Data for analysis: Begin

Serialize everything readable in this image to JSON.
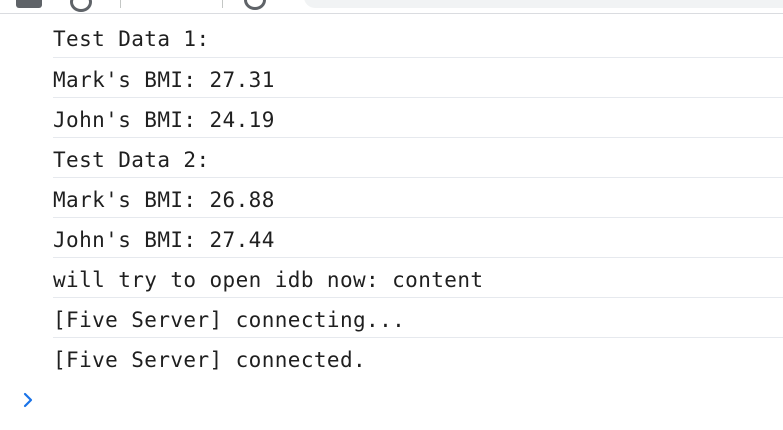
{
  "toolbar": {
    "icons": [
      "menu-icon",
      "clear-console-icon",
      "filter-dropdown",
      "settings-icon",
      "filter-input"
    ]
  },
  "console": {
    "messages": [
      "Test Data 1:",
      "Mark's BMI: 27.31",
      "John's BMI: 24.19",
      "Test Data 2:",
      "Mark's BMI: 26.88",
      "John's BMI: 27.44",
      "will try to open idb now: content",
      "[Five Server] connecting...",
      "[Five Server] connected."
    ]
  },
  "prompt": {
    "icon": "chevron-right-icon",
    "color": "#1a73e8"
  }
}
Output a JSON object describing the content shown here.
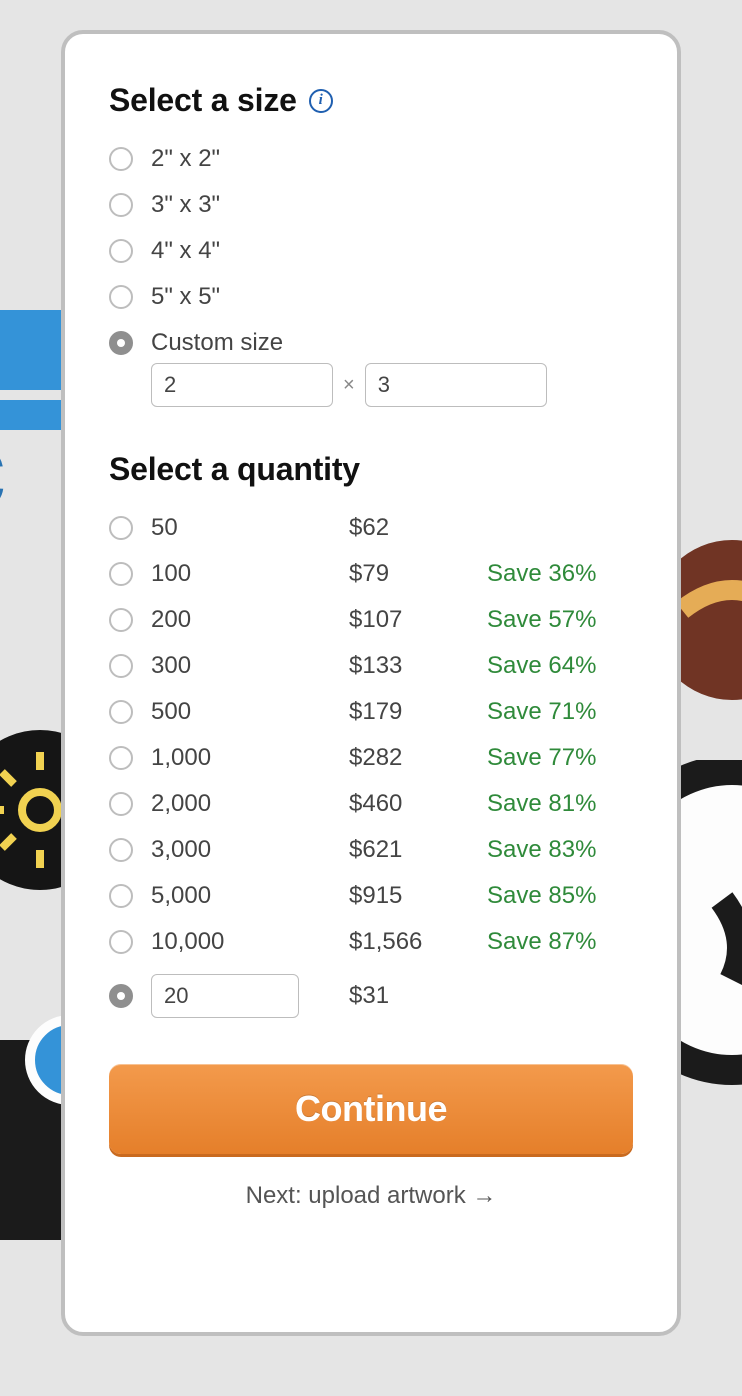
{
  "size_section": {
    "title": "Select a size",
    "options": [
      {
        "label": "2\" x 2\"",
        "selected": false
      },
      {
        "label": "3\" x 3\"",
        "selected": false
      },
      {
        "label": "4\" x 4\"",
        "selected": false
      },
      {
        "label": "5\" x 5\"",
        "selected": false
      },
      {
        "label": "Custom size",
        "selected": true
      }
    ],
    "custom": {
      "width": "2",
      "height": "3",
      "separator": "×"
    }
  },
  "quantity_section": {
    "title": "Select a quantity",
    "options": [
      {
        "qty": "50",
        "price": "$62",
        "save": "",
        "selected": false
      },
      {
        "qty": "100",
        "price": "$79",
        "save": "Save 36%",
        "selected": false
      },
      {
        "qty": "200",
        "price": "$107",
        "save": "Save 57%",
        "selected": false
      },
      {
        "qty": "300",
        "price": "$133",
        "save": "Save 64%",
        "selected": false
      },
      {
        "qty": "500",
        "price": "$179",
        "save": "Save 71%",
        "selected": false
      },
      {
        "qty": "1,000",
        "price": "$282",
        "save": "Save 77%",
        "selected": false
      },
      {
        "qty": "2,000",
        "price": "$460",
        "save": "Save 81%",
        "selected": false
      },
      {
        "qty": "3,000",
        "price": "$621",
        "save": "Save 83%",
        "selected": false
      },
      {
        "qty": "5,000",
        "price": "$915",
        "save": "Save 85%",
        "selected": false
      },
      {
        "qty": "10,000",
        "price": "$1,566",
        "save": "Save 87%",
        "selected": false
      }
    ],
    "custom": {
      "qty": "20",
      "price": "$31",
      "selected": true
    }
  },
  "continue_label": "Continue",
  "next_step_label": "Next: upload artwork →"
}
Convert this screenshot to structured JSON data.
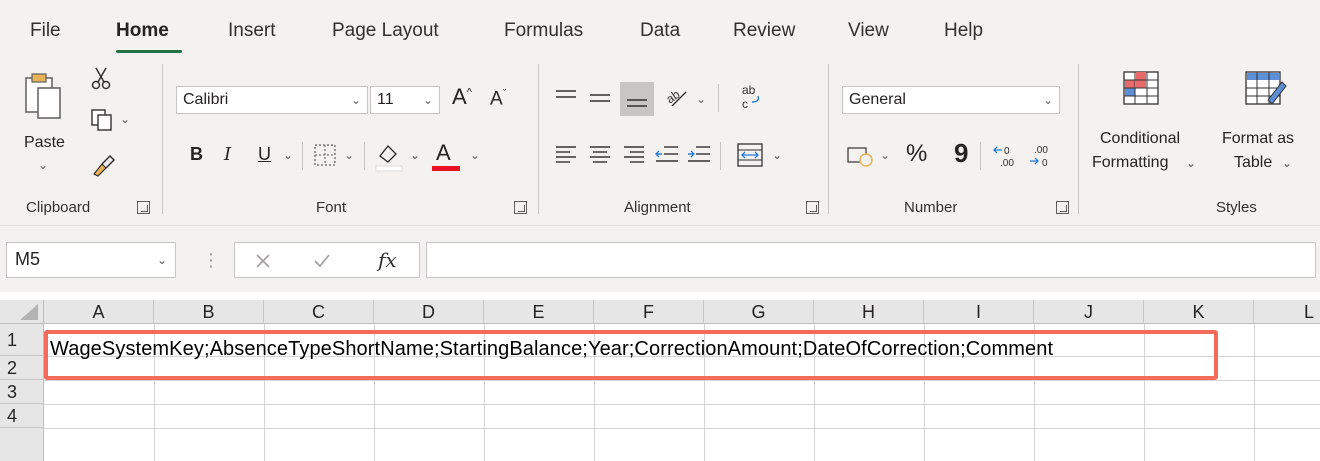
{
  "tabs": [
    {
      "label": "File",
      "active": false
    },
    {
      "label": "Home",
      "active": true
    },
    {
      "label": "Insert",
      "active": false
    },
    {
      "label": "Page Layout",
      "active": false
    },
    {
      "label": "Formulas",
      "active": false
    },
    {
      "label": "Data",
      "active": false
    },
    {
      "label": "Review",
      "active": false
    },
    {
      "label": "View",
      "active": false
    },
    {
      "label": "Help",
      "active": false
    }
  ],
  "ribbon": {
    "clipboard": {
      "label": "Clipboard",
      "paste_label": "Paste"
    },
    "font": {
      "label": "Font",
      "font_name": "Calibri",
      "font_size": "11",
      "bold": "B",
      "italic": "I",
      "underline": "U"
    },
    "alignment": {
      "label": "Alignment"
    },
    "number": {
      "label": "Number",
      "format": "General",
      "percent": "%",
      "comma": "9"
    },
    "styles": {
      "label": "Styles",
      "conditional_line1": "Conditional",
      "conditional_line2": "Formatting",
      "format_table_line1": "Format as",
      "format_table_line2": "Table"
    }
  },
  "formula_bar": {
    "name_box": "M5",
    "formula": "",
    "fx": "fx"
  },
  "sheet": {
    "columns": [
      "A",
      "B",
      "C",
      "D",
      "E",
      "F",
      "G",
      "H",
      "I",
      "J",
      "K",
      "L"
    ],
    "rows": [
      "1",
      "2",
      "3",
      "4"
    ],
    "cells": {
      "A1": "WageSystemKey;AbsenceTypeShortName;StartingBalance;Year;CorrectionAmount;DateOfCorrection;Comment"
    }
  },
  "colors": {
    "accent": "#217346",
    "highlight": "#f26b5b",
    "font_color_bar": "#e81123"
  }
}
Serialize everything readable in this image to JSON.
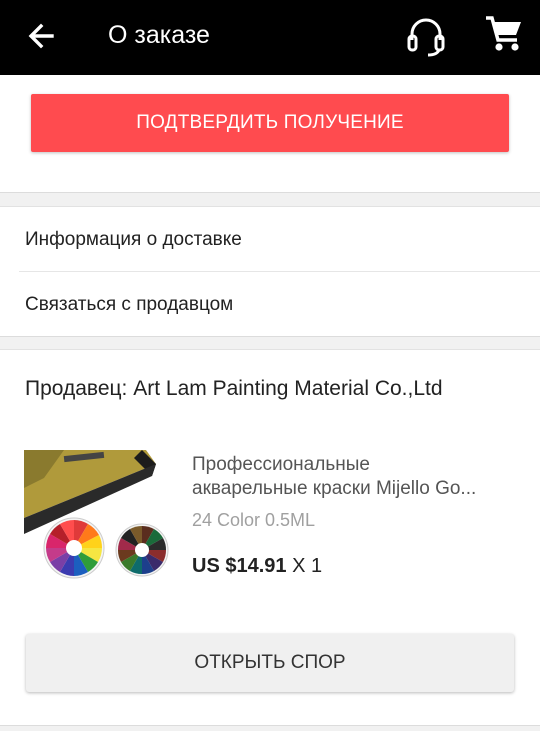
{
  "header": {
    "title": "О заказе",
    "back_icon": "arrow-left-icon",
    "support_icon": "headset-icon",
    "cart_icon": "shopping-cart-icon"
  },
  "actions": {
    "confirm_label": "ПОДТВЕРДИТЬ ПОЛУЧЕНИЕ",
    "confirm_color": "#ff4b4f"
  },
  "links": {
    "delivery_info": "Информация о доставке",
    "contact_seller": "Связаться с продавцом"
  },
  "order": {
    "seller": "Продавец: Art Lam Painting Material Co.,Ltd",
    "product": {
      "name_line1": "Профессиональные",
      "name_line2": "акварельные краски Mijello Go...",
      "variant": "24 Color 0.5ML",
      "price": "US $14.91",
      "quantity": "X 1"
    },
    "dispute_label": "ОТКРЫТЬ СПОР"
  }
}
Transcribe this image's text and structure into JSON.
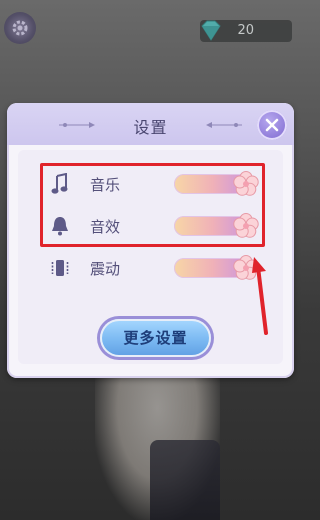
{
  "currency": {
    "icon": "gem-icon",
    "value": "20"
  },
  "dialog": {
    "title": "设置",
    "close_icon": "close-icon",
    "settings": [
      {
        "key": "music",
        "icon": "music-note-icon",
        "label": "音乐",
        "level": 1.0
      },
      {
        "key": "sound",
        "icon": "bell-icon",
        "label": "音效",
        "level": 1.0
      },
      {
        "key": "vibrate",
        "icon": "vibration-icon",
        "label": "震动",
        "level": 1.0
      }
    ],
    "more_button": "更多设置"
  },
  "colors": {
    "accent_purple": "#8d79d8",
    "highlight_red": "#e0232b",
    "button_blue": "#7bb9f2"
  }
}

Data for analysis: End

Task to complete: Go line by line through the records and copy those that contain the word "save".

Completed task:
        "save": "",
        "save": "Save 36%",
        "save": "Save 57%",
        "save": "Save 64%",
        "save": "Save 71%",
        "save": "Save 77%",
        "save": "Save 81%",
        "save": "Save 83%",
        "save": "Save 85%",
        "save": "Save 87%",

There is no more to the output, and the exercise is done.